Think Impacts Not Amounts — How RBC Wants to #Make150Count!

Me with my group at the ESCAPE 2002 conference in King City.

Back in Grade 7 when school mandated that we do at least 40 hours of volunteering before we graduate, I didn’t know it’d unlock a culture of giving with me I didn’t even know was there. Hazel McCallion’s Mayor’s Youth Advisory Committee. The Square One Youth Centre. The Trillium Health Centre (formerly known as The Mississauga Hospital.) Between these and other high school activities, I’d graduate with more than 2,500 hours volunteering to my name, firmly cementing volunteerism as a driving force in my life.

Even now I see its effects. Spending time helping my church perfect its messaging and raise its kids.
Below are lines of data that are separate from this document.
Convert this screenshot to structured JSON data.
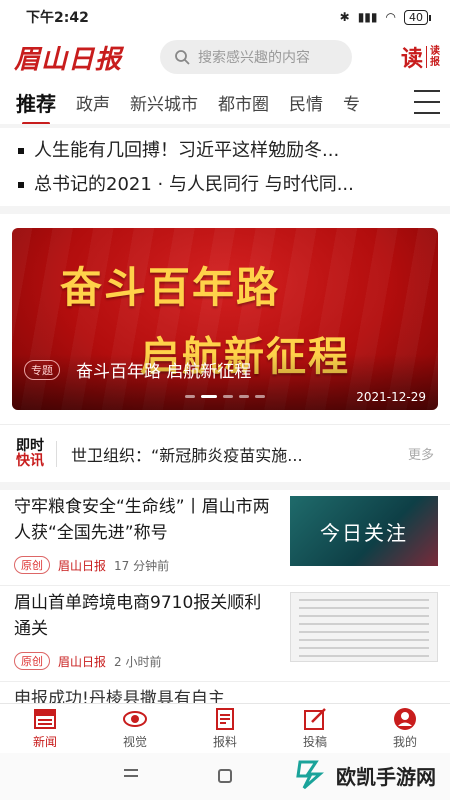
{
  "status": {
    "time": "下午2:42",
    "battery": "40"
  },
  "header": {
    "logo": "眉山日报",
    "search_placeholder": "搜索感兴趣的内容",
    "read_logo_big": "读",
    "read_logo_small": "读报"
  },
  "tabs": [
    "推荐",
    "政声",
    "新兴城市",
    "都市圈",
    "民情",
    "专"
  ],
  "headlines": [
    "人生能有几回搏！习近平这样勉励冬...",
    "总书记的2021 · 与人民同行 与时代同..."
  ],
  "banner": {
    "line1": "奋斗百年路",
    "line2": "启航新征程",
    "tag": "专题",
    "caption": "奋斗百年路 启航新征程",
    "date": "2021-12-29"
  },
  "flash": {
    "badge_top": "即时",
    "badge_bottom": "快讯",
    "text": "世卫组织：“新冠肺炎疫苗实施...",
    "more": "更多"
  },
  "feed": [
    {
      "title": "守牢粮食安全“生命线”丨眉山市两人获“全国先进”称号",
      "orig": "原创",
      "source": "眉山日报",
      "time": "17 分钟前",
      "thumb_text": "今日关注"
    },
    {
      "title": "眉山首单跨境电商9710报关顺利通关",
      "orig": "原创",
      "source": "眉山日报",
      "time": "2 小时前",
      "thumb_text": ""
    },
    {
      "title": "申报成功!丹棱县撒具有自主",
      "orig": "",
      "source": "",
      "time": "",
      "thumb_text": ""
    }
  ],
  "bottom_tabs": [
    "新闻",
    "视觉",
    "报料",
    "投稿",
    "我的"
  ],
  "watermark": "欧凯手游网",
  "colors": {
    "brand": "#c81d1d"
  }
}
Thinking of what we can do to help each other first before thinking about what I can get from others. Giving back to the world is important, and it’s up to me—and adults like me—to teach this to the youth of tomorrow so they can shape a better future.

Me and my YouthMedia gang — a student-run newspaper back in the early 2000s.

See, youth get it. They’re not so bogged down with the harsh lessons of adulthood that they’ve lost hope that the world can be a better place. They’re creative. Optimistic. They have the potential to become great people, and it’s up to us to nurture that and give them the tools they need to make it there.

This sentiment in mind, RBC’s celebrating Canada’s 150th with the #Make150Count campaign, a national movement where they’re empowering youth across the nation to do acts of good with their resources at hand!

Hull Services & #RBCAmes!

What would you do if someone gave you the resources to make a difference? Some would try to cure diseases, some would focus on developing countries, or perhaps donate it to a favourite cause.

Trevor Morgan, Vice President, New Line Skateparks — Source: http://www.avenuecalgary.com/City-Life/Top-40-Under-40/Trevor-Morgan/

In the case of Trevor Morgan, Vice President of New Line Skateparks, it’s giving the youth of Calgary, Alberta an outlet and safe place that can give them the positive influences they need for their futures.

The Matthew Banister Memorial Skatepark is Trevor’s way to help youth avoid the fate that befell his friend.